“A child is a curly dimpled lunatic.” – Ralph Waldo Emerson
A dear friend just told me a funny story. Her six and four year old boys came upstairs – all proud, mind you – to show her the results of their new game: barber shop. With the help of his older brother the four year old had cut a near bald spot into his hair. He proudly announced, “I can see my head!”, like this was a good thing.

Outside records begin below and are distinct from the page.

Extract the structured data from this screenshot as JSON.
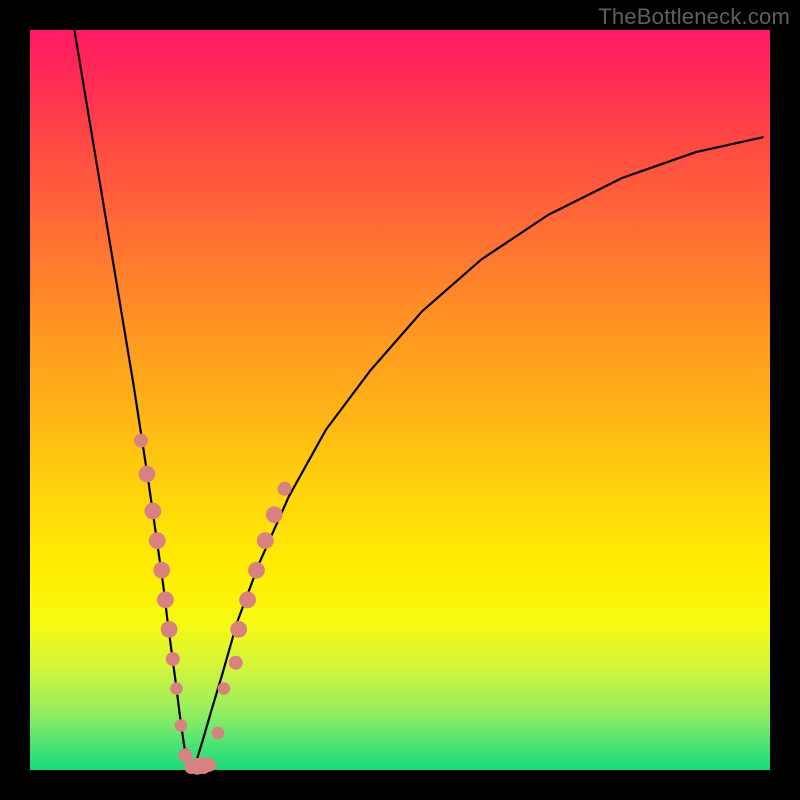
{
  "watermark": "TheBottleneck.com",
  "colors": {
    "background": "#000000",
    "curve": "#000000",
    "marker": "#d98181",
    "gradient_top": "#ff1a63",
    "gradient_bottom": "#17db7a"
  },
  "chart_data": {
    "type": "line",
    "title": "",
    "xlabel": "",
    "ylabel": "",
    "xlim": [
      0,
      100
    ],
    "ylim": [
      0,
      100
    ],
    "description": "Two black curves descending from the top toward a common valley near x≈21, y≈0, on a red-to-green vertical heat gradient. Pinkish circular markers cluster along both curve branches between roughly y=12 and y=30, with a few at the valley bottom.",
    "series": [
      {
        "name": "left-branch",
        "x": [
          6,
          8,
          10,
          12,
          14,
          16,
          17,
          18,
          18.6,
          19.2,
          19.8,
          20.3,
          20.8,
          21.2,
          21.6
        ],
        "y": [
          100,
          88,
          76,
          64,
          52,
          39,
          32,
          25,
          20,
          15.5,
          11,
          7,
          3.5,
          1.2,
          0.2
        ]
      },
      {
        "name": "right-branch",
        "x": [
          22.0,
          22.6,
          23.4,
          24.5,
          26,
          28,
          31,
          35,
          40,
          46,
          53,
          61,
          70,
          80,
          90,
          99
        ],
        "y": [
          0.2,
          1.6,
          4.2,
          8,
          13,
          20,
          28,
          37,
          46,
          54,
          62,
          69,
          75,
          80,
          83.5,
          85.5
        ]
      }
    ],
    "markers": [
      {
        "x": 15.0,
        "y": 44.5,
        "r": 1.0
      },
      {
        "x": 15.8,
        "y": 40.0,
        "r": 1.2
      },
      {
        "x": 16.6,
        "y": 35.0,
        "r": 1.2
      },
      {
        "x": 17.2,
        "y": 31.0,
        "r": 1.2
      },
      {
        "x": 17.8,
        "y": 27.0,
        "r": 1.2
      },
      {
        "x": 18.3,
        "y": 23.0,
        "r": 1.2
      },
      {
        "x": 18.8,
        "y": 19.0,
        "r": 1.2
      },
      {
        "x": 19.3,
        "y": 15.0,
        "r": 1.0
      },
      {
        "x": 19.8,
        "y": 11.0,
        "r": 0.9
      },
      {
        "x": 20.4,
        "y": 6.0,
        "r": 0.9
      },
      {
        "x": 21.0,
        "y": 2.0,
        "r": 1.0
      },
      {
        "x": 21.8,
        "y": 0.4,
        "r": 1.0
      },
      {
        "x": 22.6,
        "y": 0.5,
        "r": 1.2
      },
      {
        "x": 23.4,
        "y": 0.6,
        "r": 1.2
      },
      {
        "x": 24.2,
        "y": 0.7,
        "r": 1.0
      },
      {
        "x": 25.4,
        "y": 5.0,
        "r": 0.9
      },
      {
        "x": 26.2,
        "y": 11.0,
        "r": 0.9
      },
      {
        "x": 27.8,
        "y": 14.5,
        "r": 1.0
      },
      {
        "x": 28.2,
        "y": 19.0,
        "r": 1.2
      },
      {
        "x": 29.4,
        "y": 23.0,
        "r": 1.2
      },
      {
        "x": 30.6,
        "y": 27.0,
        "r": 1.2
      },
      {
        "x": 31.8,
        "y": 31.0,
        "r": 1.2
      },
      {
        "x": 33.0,
        "y": 34.5,
        "r": 1.2
      },
      {
        "x": 34.4,
        "y": 38.0,
        "r": 1.0
      }
    ]
  }
}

Naturally her instinctive response was to become angry with the boys, but then God reminded her that they were not being rebellious or even careless. She had never told them that they were not to cut their own hair, so they had no idea that they had done anything wrong. Yes, she would have to shave her preschool son’s head down to near baldness and he would look like a midget marine for a few months. Still, God gave her the grace to display the two appropriate responses: One, to tell the boys that, in the future, we don’t cut our own hair (Or eyelashes. She had to throw that one in because of a remembered incident with her sister.), and two, she laughed.
Girlie, please remember and internalize this story. It is so important that you don’t punish your children when they make an innocent mistake (usually the result of the mistake is punishment enough!). It can really damage their spirit and in child discipline you want protect that sweet spirit – even as you break their will.
So when you find the two youngest using Niko the dog’s food to play kitchen, keep your cool. They are only 2 and 3 years old and don’t know it is wrong to stuff puppy kibble in their cheeks like hamsters. Think about it: everything they shouldn’t have, you put up out of their reach; the dog bowl is on their level. In addition, eating it makes sense to them. Niko eats their left overs. Shouldn’t sharing go both ways? And now the mystery of why their poop has smelled like a kennel is solved!
Just laugh, correct, hug them tight – and try not to gag!
Love, Older Wiser you